• [TASK OBJECTIVE]:
The entries that follow need to be retyped verbatim.

• [SOURCE DATA]:
━━━━━━━━━━━━━━━━━━━━━━━━━━━━━━

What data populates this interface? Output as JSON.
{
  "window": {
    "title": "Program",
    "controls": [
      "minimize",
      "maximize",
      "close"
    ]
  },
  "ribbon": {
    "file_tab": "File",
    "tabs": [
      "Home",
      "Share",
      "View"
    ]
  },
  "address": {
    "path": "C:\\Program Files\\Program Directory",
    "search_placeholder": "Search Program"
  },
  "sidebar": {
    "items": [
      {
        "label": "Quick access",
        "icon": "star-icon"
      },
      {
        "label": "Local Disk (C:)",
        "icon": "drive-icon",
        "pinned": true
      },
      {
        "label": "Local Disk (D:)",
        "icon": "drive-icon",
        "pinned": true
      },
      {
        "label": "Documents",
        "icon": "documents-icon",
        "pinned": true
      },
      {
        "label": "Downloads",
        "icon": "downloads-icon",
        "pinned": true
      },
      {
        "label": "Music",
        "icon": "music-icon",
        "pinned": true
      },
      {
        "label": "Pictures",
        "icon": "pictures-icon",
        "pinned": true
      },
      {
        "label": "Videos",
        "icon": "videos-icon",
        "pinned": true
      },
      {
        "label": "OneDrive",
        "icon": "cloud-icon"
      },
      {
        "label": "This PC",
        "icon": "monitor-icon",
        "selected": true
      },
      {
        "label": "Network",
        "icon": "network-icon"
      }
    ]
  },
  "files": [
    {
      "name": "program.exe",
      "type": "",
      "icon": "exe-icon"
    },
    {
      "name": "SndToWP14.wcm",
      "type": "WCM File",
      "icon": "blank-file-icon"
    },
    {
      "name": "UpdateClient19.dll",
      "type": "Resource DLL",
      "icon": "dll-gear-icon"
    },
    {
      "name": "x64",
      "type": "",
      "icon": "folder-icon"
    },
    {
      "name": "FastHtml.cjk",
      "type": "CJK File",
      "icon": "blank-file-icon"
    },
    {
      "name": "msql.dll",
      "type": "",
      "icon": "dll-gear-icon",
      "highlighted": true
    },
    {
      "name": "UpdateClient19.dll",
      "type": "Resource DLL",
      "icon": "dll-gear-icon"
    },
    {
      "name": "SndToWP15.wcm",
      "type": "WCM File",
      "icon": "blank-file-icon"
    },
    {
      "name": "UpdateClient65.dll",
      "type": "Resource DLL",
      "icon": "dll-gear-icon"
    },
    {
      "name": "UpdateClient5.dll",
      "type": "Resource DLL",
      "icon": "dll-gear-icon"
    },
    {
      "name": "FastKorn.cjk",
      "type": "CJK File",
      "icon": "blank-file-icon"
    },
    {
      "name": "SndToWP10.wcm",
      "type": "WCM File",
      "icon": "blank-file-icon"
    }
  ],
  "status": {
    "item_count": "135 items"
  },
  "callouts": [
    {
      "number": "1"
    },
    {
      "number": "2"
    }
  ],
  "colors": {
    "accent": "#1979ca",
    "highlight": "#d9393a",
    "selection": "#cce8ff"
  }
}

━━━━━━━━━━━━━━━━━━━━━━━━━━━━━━

• [SOLUTION FOR THIS PROBLEM]:
What data populates this interface? Output as JSON.
{
  "window": {
    "title": "Program",
    "controls": [
      "minimize",
      "maximize",
      "close"
    ]
  },
  "ribbon": {
    "file_tab": "File",
    "tabs": [
      "Home",
      "Share",
      "View"
    ]
  },
  "address": {
    "path": "C:\\Program Files\\Program Directory",
    "search_placeholder": "Search Program"
  },
  "sidebar": {
    "items": [
      {
        "label": "Quick access",
        "icon": "star-icon"
      },
      {
        "label": "Local Disk (C:)",
        "icon": "drive-icon",
        "pinned": true
      },
      {
        "label": "Local Disk (D:)",
        "icon": "drive-icon",
        "pinned": true
      },
      {
        "label": "Documents",
        "icon": "documents-icon",
        "pinned": true
      },
      {
        "label": "Downloads",
        "icon": "downloads-icon",
        "pinned": true
      },
      {
        "label": "Music",
        "icon": "music-icon",
        "pinned": true
      },
      {
        "label": "Pictures",
        "icon": "pictures-icon",
        "pinned": true
      },
      {
        "label": "Videos",
        "icon": "videos-icon",
        "pinned": true
      },
      {
        "label": "OneDrive",
        "icon": "cloud-icon"
      },
      {
        "label": "This PC",
        "icon": "monitor-icon",
        "selected": true
      },
      {
        "label": "Network",
        "icon": "network-icon"
      }
    ]
  },
  "files": [
    {
      "name": "program.exe",
      "type": "",
      "icon": "exe-icon"
    },
    {
      "name": "SndToWP14.wcm",
      "type": "WCM File",
      "icon": "blank-file-icon"
    },
    {
      "name": "UpdateClient19.dll",
      "type": "Resource DLL",
      "icon": "dll-gear-icon"
    },
    {
      "name": "x64",
      "type": "",
      "icon": "folder-icon"
    },
    {
      "name": "FastHtml.cjk",
      "type": "CJK File",
      "icon": "blank-file-icon"
    },
    {
      "name": "msql.dll",
      "type": "",
      "icon": "dll-gear-icon",
      "highlighted": true
    },
    {
      "name": "UpdateClient19.dll",
      "type": "Resource DLL",
      "icon": "dll-gear-icon"
    },
    {
      "name": "SndToWP15.wcm",
      "type": "WCM File",
      "icon": "blank-file-icon"
    },
    {
      "name": "UpdateClient65.dll",
      "type": "Resource DLL",
      "icon": "dll-gear-icon"
    },
    {
      "name": "UpdateClient5.dll",
      "type": "Resource DLL",
      "icon": "dll-gear-icon"
    },
    {
      "name": "FastKorn.cjk",
      "type": "CJK File",
      "icon": "blank-file-icon"
    },
    {
      "name": "SndToWP10.wcm",
      "type": "WCM File",
      "icon": "blank-file-icon"
    }
  ],
  "status": {
    "item_count": "135 items"
  },
  "callouts": [
    {
      "number": "1"
    },
    {
      "number": "2"
    }
  ],
  "colors": {
    "accent": "#1979ca",
    "highlight": "#d9393a",
    "selection": "#cce8ff"
  }
}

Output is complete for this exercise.